The tank in the middle of Method containing all the action is 18 feet long, 8 feet wide, and 4 feet high, just tall enough to rest your elbows on. The giant pile of leaves is smushed against one side of the tank; on the other side is the vacuums' home base. For a couple of hours each day—regardless of the gallery being open—the Roombas will attempt to clean the tank in their little robotic way. You can peek in on the process from the gallery's street-level window on Third Avenue.

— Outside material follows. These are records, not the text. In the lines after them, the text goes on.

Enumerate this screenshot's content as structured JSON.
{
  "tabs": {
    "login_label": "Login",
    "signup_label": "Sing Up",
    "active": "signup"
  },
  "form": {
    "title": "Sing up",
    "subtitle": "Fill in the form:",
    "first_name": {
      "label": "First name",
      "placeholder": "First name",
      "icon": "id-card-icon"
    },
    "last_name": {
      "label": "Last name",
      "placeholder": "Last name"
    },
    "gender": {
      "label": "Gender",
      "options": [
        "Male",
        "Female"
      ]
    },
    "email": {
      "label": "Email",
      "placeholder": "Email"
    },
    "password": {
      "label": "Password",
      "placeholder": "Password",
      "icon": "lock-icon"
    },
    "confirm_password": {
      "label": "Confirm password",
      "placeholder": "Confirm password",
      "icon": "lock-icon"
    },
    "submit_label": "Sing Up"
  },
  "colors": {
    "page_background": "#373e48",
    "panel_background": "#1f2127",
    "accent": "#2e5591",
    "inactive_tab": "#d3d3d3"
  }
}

I'm sorry for your loss has been five years in the making, growing out of Changnon's own experience with death and grief. Changnon wanted to make something that reflects the compartmentalization and discomfort that comes with loss, so for two autumns, she collected dried leaves from her backyard, from around her neighborhood, from the side of the road. In total, she amassed 140 bags (or 4200 gallons) of leaves, which line the walls of the gallery, almost looming over the tank and giving the gallery this heavy, woodsy smell.
The Roombas steadfastly do their work. They drive headfirst into the giant pile, breaking the leaves down to fit into their little robot mouths, filling up their little robot stomachs. Once full, they scurry over to their port where another bigger vacuum sucks up their leaf bits and then go back on their way. Changnon even put a GoPro on top of one of the Roombas and hooked it up to a projector, so viewers can get a ground-level view of this work. Throughout the run of the show, she will replenish the dried leaves in the tank, keeping these Roombas extremely busy, and once the show is over Changnon is inviting viewers to come with her to ceremonially dump all the leaf bits in the Puget Sound.
Watching this process from above is satisfying in the way that watching those carpet-cleaning TikToks is satisfying. The difference is that the Roombas' work in this exhibition feels much more participatory. Even though I've seen a similar one vacuum my parents' home a zillion times, in this context, I felt emotionally invested in these robots' impossible job.
Indeed, I saw my own personal obsessions, toxic thought loops, and griefs in their hamster wheel of cleaning. And there's a sense that—just like grieving—the Roombas' work will never end. Sure, the robots' work will literally end—the exhibition will close, Changnon will deconstruct the tank, and another artwork will occupy Method's space. But for as long as there are leaves to clean, those Roombas, in some universe, will be there quietly working away. In that way, perhaps it's actually comforting knowing that there is always something to clean, or a piece of a loved one to hold onto. It's almost as if they never truly went away.
Launa Changnon's I'm sorry for your loss will be up at Method Gallery through February 18. The gallery is open Friday noon-4 pm by appointment only and Saturday noon-4 pm with no appointment necessary. Changnon will also be hosting a First Thursday reception at Method on February 2 from 5-8 pm.